The opposite approaches mirror a dichotomy in budgeting: Should a government calculate the amount of money it needs in order to provide desired services, and create a tax and fee structure accordingly? Or should appropriations be determined only after a the taxes and fees are established? Likewise, should society identify an optimum population and organize itself to meet that, or do the best it can to deal with the population it creates?
Jackie Cassino is a regional planner with the Central Vermont Regional Planning Commission, and is involved with the Vermont Planners Association. She hadn’t heard of the optimum population report, but she was intrigued by it.
“As professional planners, we don’t take opinions in terms of the optimum number of people,” she said. Planners closely monitor trends, however, to assess whether they’re adequately planning, “in terms of both the sheer numbers and also the demographics like age,” she said.
Take households, for example. “We know from hard data that households sizes are shrinking,” Cassino said. Yet the size of the homes those households live in — they are growing. “It’s pretty shocking,” she said.
According to census data, an average single-family house in 2010 was 2,505 square feet — up more than 50 percent from 1975, she said.
“So that’s important in terms of efficient land use,” Cassino said. “People have a right to build homes in whatever style they want. And as our preferences change, the impact is pretty significant.”
Plumb’s passion about population demonstrates such shifting values. He has three children.
“I’m 76 years old,” Plumb said. “That was before I began to realize there’s a population problem. After the third child, it began to dawn on me a little bit.”

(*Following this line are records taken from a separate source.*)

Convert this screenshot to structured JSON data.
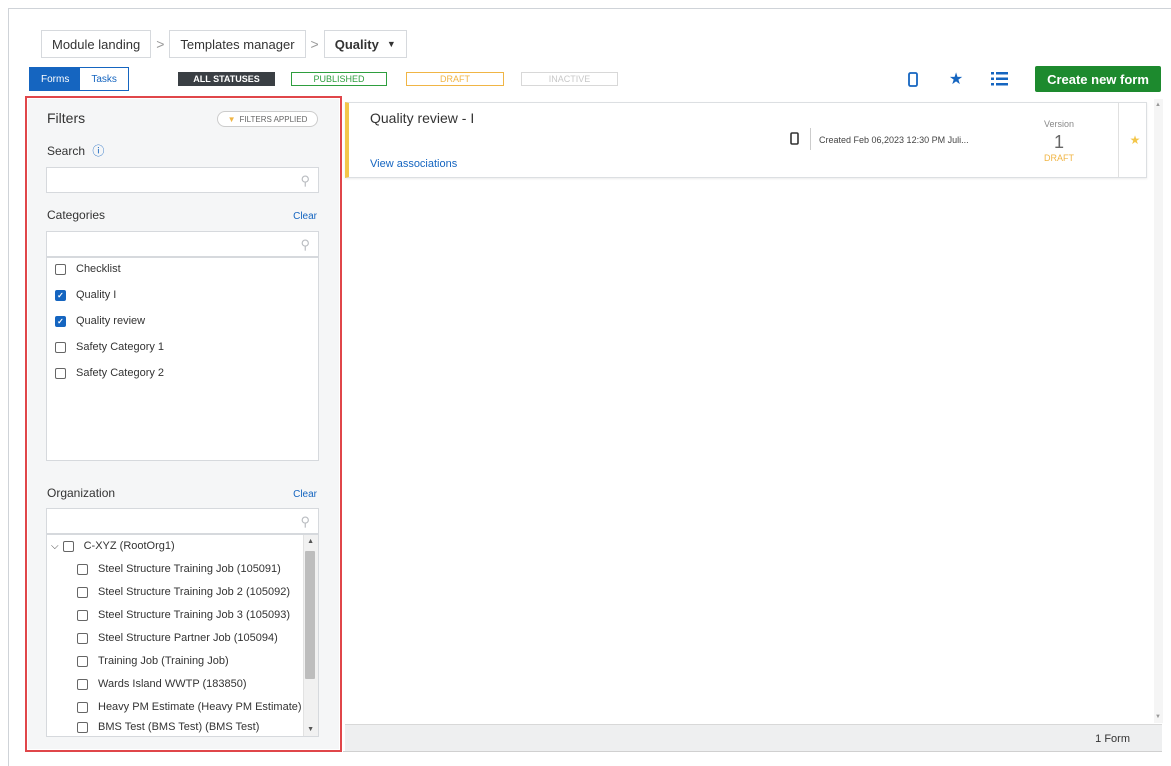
{
  "breadcrumb": {
    "items": [
      "Module landing",
      "Templates manager"
    ],
    "separator": ">",
    "current": "Quality"
  },
  "toolbar": {
    "tabs": {
      "forms": "Forms",
      "tasks": "Tasks"
    },
    "statuses": {
      "all": "ALL STATUSES",
      "published": "PUBLISHED",
      "draft": "DRAFT",
      "inactive": "INACTIVE"
    },
    "icons": [
      "mobile-icon",
      "star-icon",
      "list-icon"
    ],
    "create_label": "Create new form"
  },
  "filters": {
    "title": "Filters",
    "applied_label": "FILTERS APPLIED",
    "search_label": "Search",
    "search_value": "",
    "categories_label": "Categories",
    "categories_clear": "Clear",
    "categories_search_value": "",
    "categories": [
      {
        "label": "Checklist",
        "checked": false
      },
      {
        "label": "Quality I",
        "checked": true
      },
      {
        "label": "Quality review",
        "checked": true
      },
      {
        "label": "Safety Category 1",
        "checked": false
      },
      {
        "label": "Safety Category 2",
        "checked": false
      }
    ],
    "organization_label": "Organization",
    "organization_clear": "Clear",
    "organization_search_value": "",
    "org_root": "C-XYZ (RootOrg1)",
    "org_children": [
      "Steel Structure Training Job (105091)",
      "Steel Structure Training Job 2 (105092)",
      "Steel Structure Training Job 3 (105093)",
      "Steel Structure Partner Job (105094)",
      "Training Job (Training Job)",
      "Wards Island WWTP (183850)",
      "Heavy PM Estimate (Heavy PM Estimate)",
      "BMS Test (BMS Test) (BMS Test)"
    ]
  },
  "card": {
    "title": "Quality review - I",
    "link": "View associations",
    "created": "Created Feb 06,2023 12:30 PM Juli...",
    "version_label": "Version",
    "version_number": "1",
    "status": "DRAFT"
  },
  "footer": {
    "count": "1 Form"
  },
  "colors": {
    "accent": "#1565c0",
    "create": "#1d8a2e",
    "draft": "#f0b545",
    "highlight": "#e0464a"
  }
}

Plumb now advocates a “One or None” guideline that would have each man and woman of childbearing age replace himself and herself with only one child, at the most. That’s not to say one biological child per family, he emphasizes, but one per parent.
Vermont’s aging demographic is a major consideration driving economic development strategies to draw younger adults to the state. And it’s a central concern of many demographers.
“They call it the ‘silver tsunami,’” Cassino said.
Plumb calls it a Ponzi scheme. “It doesn’t work. And it’s not true,” he said. If fewer young people are around to share the burden of an aging population, that will also mean fewer children will take up a different set of resources through education and child rearing, he said.
Plumb seems aware that the group’s message and methodologies might not be embraced by all. But the report’s consultant and one of its authors, Heather Davis, is hopeful their work might resuscitate the population awareness of the 1970s. They plan to distribute the report to legislators and libraries around the state.
“I think the report takes … a holistic look at population and its effect on different areas of our lives,” Davis said. “And I think that’s the goal, to get others to take this holistic look, too.”